Our trend lines show Boxer maintaining a slightly better than three-point advantage (46.6% to 43.%) -- her support on the trend line is about a percentage point lower than in mid-September. The Wilson poll has only a slight impact on the overall margin. Filter it out and Boxer's margin grows by 0.4%.
The new surveys also show a slightly wider lead for Democrat Jerry Brown over Republican Meg Whitman. The PPIC poll shows Brown leading by eight points (44% to 36%), SurveyUSA has Brown up by seven (47% to 40%), and Fox Pulse show him with a 5-point advantage (48% to 43%), while the Wilson poll has Whitman at 45% and Brown at 44%. On our current trend estimate Brown leads by more than six points (47.3% to 41.6%).
Notably, the PPIC and SurveyUSA polls include separate samples of both landline and mobile telephones. The SurveyUSA results partially confirm a finding reported last week by the Pew Research Center: Respondents reachable by cell phone only favored the two Democratic candidates by double-digit margins. However, SurveyUSA's cell-phone-only subgroup made up a relatively small part of their weighted sample (7%), so their inclusion appears to boost the overall Democratic margins by roughly a single percentage point. Note also that SurveyUSA used live interviewers to call their cell phone respondents and their usual methodology to call landline phones.
In Illinois, three new polls released yesterday collectively confirm the neck-and-neck race. The latest automated survey from Democratic-affiliated Public Policy Polling (PPP) shows Republican Mark Kirk with a two-point advantage (42% to 40%) over Democrat Alexi Giannoulias, while a new Rasmussen automated poll gives Kirk a 4-point advantage (44% to 40%). Meanwhile, the Democratic Senatorial Campaign Committee (DSCC) released an internal poll showing Giannoulias with 5-point lead (41% to 36%); an internal Giannoulias campaign poll conducted earlier last week also gave the Democrat a slim lead.
Our trend estimate based on all of the polls produces a virtual tie (41.6% to 41.4%), although if we filter out the campaign-sponsored polls, the trend lines show a slightly better than two-point Kirk advantage (42.3% to 39.9%). Either way, this race merits toss-up status.

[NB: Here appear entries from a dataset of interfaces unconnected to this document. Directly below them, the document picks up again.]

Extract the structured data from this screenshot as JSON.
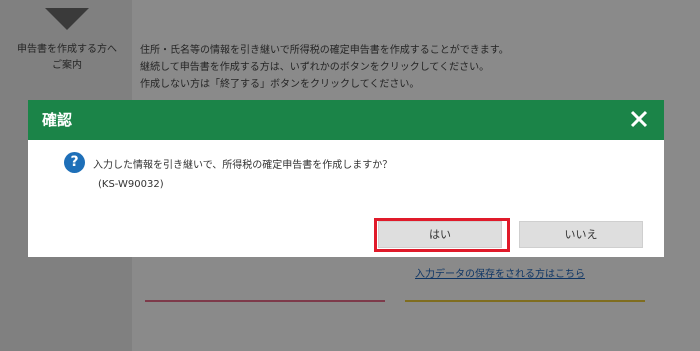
{
  "background": {
    "left_text_line1": "申告書を作成する方へ",
    "left_text_line2": "ご案内",
    "desc_lines": [
      "住所・氏名等の情報を引き継いで所得税の確定申告書を作成することができます。",
      "継続して申告書を作成する方は、いずれかのボタンをクリックしてください。",
      "作成しない方は「終了する」ボタンをクリックしてください。"
    ],
    "link_text": "入力データの保存をされる方はこちら"
  },
  "dialog": {
    "title": "確認",
    "message": "入力した情報を引き継いで、所得税の確定申告書を作成しますか？",
    "code": "(KS-W90032)",
    "yes_label": "はい",
    "no_label": "いいえ"
  },
  "colors": {
    "header_bg": "#1b8448",
    "highlight": "#e01a2a",
    "question_icon": "#1e6fb8"
  }
}
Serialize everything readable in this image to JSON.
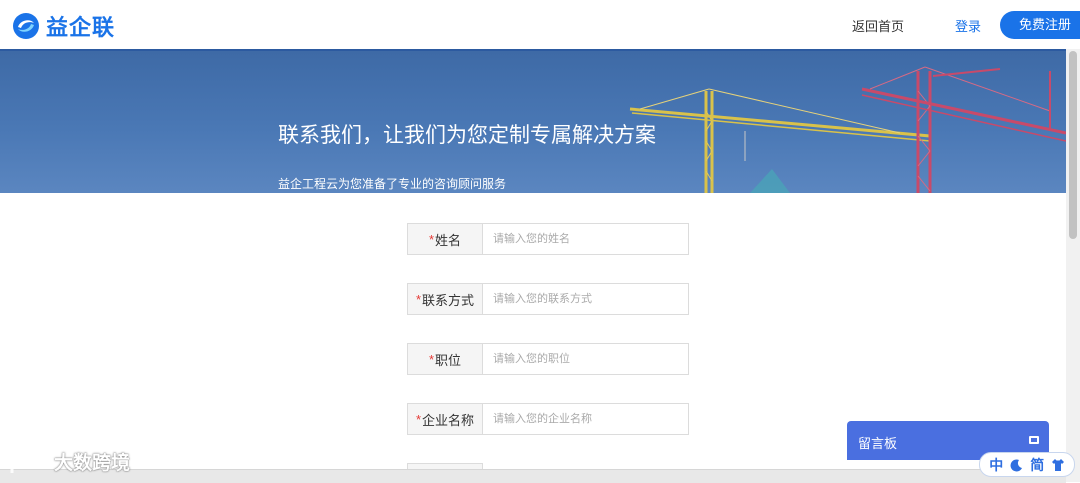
{
  "header": {
    "logo_text": "益企联",
    "nav_back": "返回首页",
    "nav_login": "登录",
    "nav_register": "免费注册"
  },
  "banner": {
    "title": "联系我们，让我们为您定制专属解决方案",
    "subtitle": "益企工程云为您准备了专业的咨询顾问服务"
  },
  "form": {
    "required_mark": "*",
    "fields": [
      {
        "label": "姓名",
        "placeholder": "请输入您的姓名"
      },
      {
        "label": "联系方式",
        "placeholder": "请输入您的联系方式"
      },
      {
        "label": "职位",
        "placeholder": "请输入您的职位"
      },
      {
        "label": "企业名称",
        "placeholder": "请输入您的企业名称"
      }
    ]
  },
  "message_board": {
    "title": "留言板"
  },
  "ime": {
    "mode": "中",
    "script": "简"
  },
  "watermark": {
    "text": "大数跨境"
  },
  "colors": {
    "brand": "#1a73e8",
    "banner": "#4a78b5",
    "message_board": "#4a6fe0",
    "required": "#e53935"
  }
}
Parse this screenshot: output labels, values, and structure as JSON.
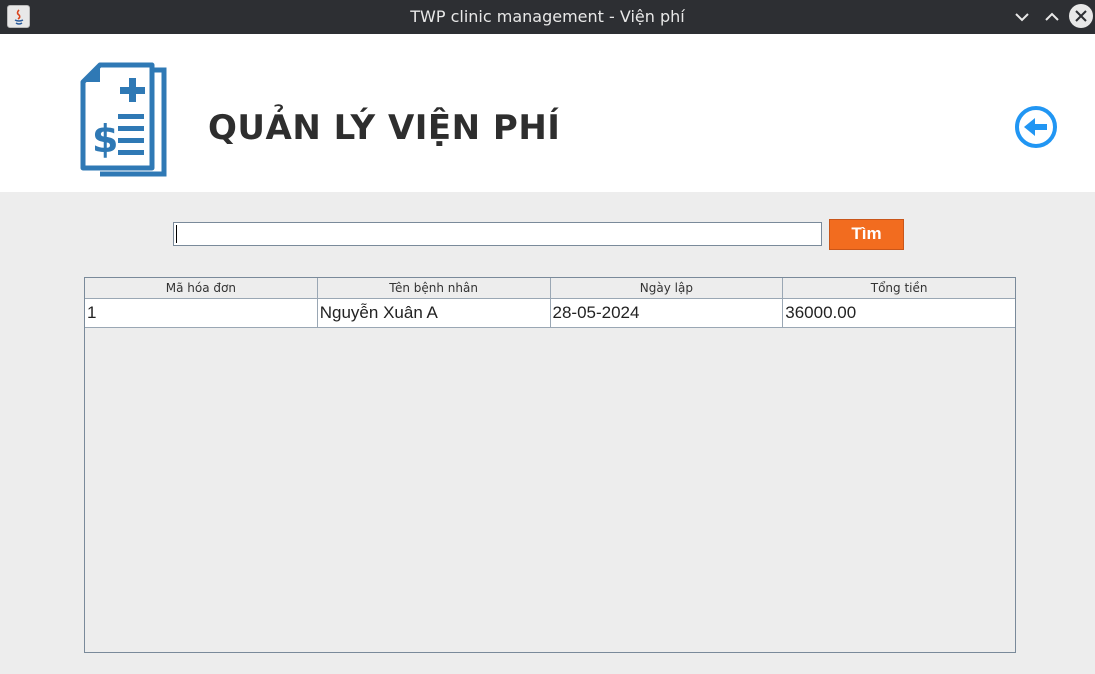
{
  "window": {
    "title": "TWP clinic management - Viện phí",
    "icons": {
      "app": "java-icon",
      "minimize": "chevron-down-icon",
      "maximize": "chevron-up-icon",
      "close": "close-icon"
    }
  },
  "header": {
    "title": "QUẢN LÝ VIỆN PHÍ",
    "logo_icon": "medical-bill-icon",
    "back_icon": "back-arrow-icon",
    "accent_color": "#2f79b5",
    "back_color": "#2196f3"
  },
  "search": {
    "value": "",
    "placeholder": "",
    "button_label": "Tìm",
    "button_color": "#f26c1f"
  },
  "table": {
    "columns": [
      "Mã hóa đơn",
      "Tên bệnh nhân",
      "Ngày lập",
      "Tổng tiền"
    ],
    "rows": [
      [
        "1",
        "Nguyễn Xuân A",
        "28-05-2024",
        "36000.00"
      ]
    ]
  }
}
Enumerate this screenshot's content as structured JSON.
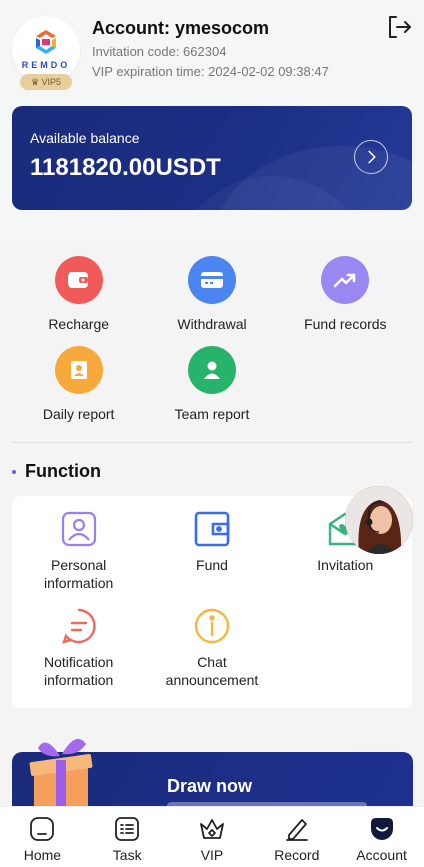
{
  "account": {
    "title": "Account: ymesocom",
    "invitation": "Invitation code: 662304",
    "vip_expiry": "VIP expiration time: 2024-02-02 09:38:47",
    "logo_text": "REMDO",
    "vip_level": "VIP5"
  },
  "balance": {
    "label": "Available balance",
    "value": "1181820.00USDT"
  },
  "quick_actions": [
    {
      "label": "Recharge",
      "icon": "wallet-icon",
      "color": "#f15a5a"
    },
    {
      "label": "Withdrawal",
      "icon": "card-icon",
      "color": "#4b86f0"
    },
    {
      "label": "Fund records",
      "icon": "trend-icon",
      "color": "#9b87f2"
    },
    {
      "label": "Daily report",
      "icon": "report-icon",
      "color": "#f7a93b"
    },
    {
      "label": "Team report",
      "icon": "team-icon",
      "color": "#27b36a"
    }
  ],
  "function": {
    "title": "Function",
    "items": [
      {
        "label": "Personal information",
        "icon": "user-card-icon",
        "color": "#9b7ff0"
      },
      {
        "label": "Fund",
        "icon": "fund-icon",
        "color": "#3a6cf0"
      },
      {
        "label": "Invitation",
        "icon": "invitation-icon",
        "color": "#36b37e"
      },
      {
        "label": "Notification information",
        "icon": "message-icon",
        "color": "#ef6a5e"
      },
      {
        "label": "Chat announcement",
        "icon": "info-icon",
        "color": "#f5b63b"
      }
    ]
  },
  "banner": {
    "title": "Draw now"
  },
  "tabs": [
    {
      "label": "Home",
      "icon": "home-icon"
    },
    {
      "label": "Task",
      "icon": "task-icon"
    },
    {
      "label": "VIP",
      "icon": "crown-icon"
    },
    {
      "label": "Record",
      "icon": "edit-icon"
    },
    {
      "label": "Account",
      "icon": "account-icon",
      "active": true
    }
  ]
}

Of the 16 public polls we have tracked in West Virginia this year, 10 have come from either Rasmussen Reports or Rasmussen's Pulse subsidiary on behalf of Fox News. As reported here previously, the Rasmussen and Fox/Pulse polls are methodological clones, differing only in the questions asked after the horse race measure. Yesterday's new Rasmussen tracking poll shows Republican John Raese leading Democrat Joe Manchin by seven points (50% to 43%), a survey conducted a few days earlier by Fox/Pulse gives Raese a three-point advantage (48% to 45%).
However, four polls fielded during the previous week by organizations other than Rasmussen/Pulse produced results ranging from a tie (CNN/Time) to a 10-point Manchin lead (Marshall University/Orion Research). In the six weeks before that, seven of eight polls were conducted by Rasmussen and Fox/Pulse, and those typically gave Rease low, single-digit advantages.
Our trend lines smooth out much of the variation, but the timing of the West Virginia polls leaves unclear whether the very slight rise and fall in the Manchin trend line is the result of real variation or of a persistent house effect favoring the Republicans in the Rasmussen/Fox polls. Either way the net impact is relatively small, our current trend estimate gives Raese just a 1.6-point edge (46.9% to 45.3%) -- very much a toss-up race.
A housekeeping update: We made a minor change to our charts yesterday, slightly increasing the sensitivity of the trend line to better reflect the short term changes now being picked up by the more frequent tracking polling. We will post more on this and additional upgrades coming in the next few days later on HuffPost Pollster.